● **EXERCISE**:
Could you reproduce the entries exactly, omitting every picture?

[Entries from a dataset of interfaces]
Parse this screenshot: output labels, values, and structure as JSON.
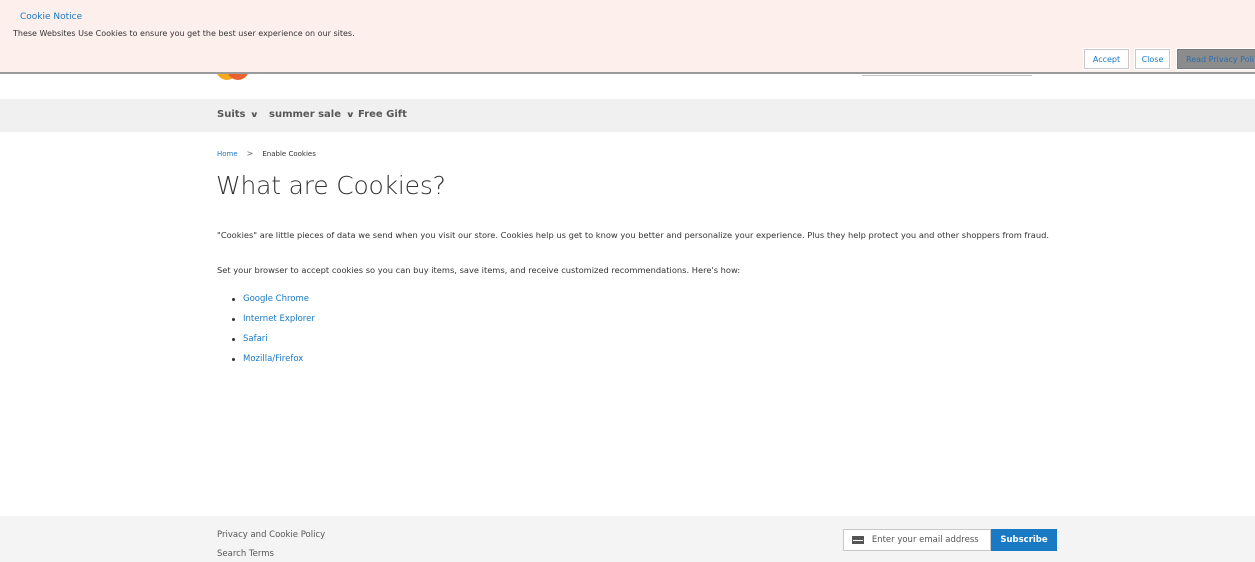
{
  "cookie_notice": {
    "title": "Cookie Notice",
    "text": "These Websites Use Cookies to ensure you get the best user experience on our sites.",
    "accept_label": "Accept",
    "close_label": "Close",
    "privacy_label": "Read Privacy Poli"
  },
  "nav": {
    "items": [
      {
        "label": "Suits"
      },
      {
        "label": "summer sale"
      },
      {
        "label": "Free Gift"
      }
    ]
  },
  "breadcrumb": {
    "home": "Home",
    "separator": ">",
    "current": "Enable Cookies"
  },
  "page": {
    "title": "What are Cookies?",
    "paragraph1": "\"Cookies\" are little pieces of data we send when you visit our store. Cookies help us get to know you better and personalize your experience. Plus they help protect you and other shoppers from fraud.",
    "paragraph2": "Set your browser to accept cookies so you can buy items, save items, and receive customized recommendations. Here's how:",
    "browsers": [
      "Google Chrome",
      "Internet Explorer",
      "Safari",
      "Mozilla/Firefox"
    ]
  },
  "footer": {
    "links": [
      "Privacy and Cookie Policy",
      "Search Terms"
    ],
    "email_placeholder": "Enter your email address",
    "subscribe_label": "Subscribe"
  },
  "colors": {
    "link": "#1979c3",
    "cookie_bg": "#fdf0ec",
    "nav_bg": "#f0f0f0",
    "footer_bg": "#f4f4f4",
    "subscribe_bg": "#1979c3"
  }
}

● **FINISHED TASK**:
Parse this screenshot: output labels, values, and structure as JSON.
{
  "cookie_notice": {
    "title": "Cookie Notice",
    "text": "These Websites Use Cookies to ensure you get the best user experience on our sites.",
    "accept_label": "Accept",
    "close_label": "Close",
    "privacy_label": "Read Privacy Poli"
  },
  "nav": {
    "items": [
      {
        "label": "Suits"
      },
      {
        "label": "summer sale"
      },
      {
        "label": "Free Gift"
      }
    ]
  },
  "breadcrumb": {
    "home": "Home",
    "separator": ">",
    "current": "Enable Cookies"
  },
  "page": {
    "title": "What are Cookies?",
    "paragraph1": "\"Cookies\" are little pieces of data we send when you visit our store. Cookies help us get to know you better and personalize your experience. Plus they help protect you and other shoppers from fraud.",
    "paragraph2": "Set your browser to accept cookies so you can buy items, save items, and receive customized recommendations. Here's how:",
    "browsers": [
      "Google Chrome",
      "Internet Explorer",
      "Safari",
      "Mozilla/Firefox"
    ]
  },
  "footer": {
    "links": [
      "Privacy and Cookie Policy",
      "Search Terms"
    ],
    "email_placeholder": "Enter your email address",
    "subscribe_label": "Subscribe"
  },
  "colors": {
    "link": "#1979c3",
    "cookie_bg": "#fdf0ec",
    "nav_bg": "#f0f0f0",
    "footer_bg": "#f4f4f4",
    "subscribe_bg": "#1979c3"
  }
}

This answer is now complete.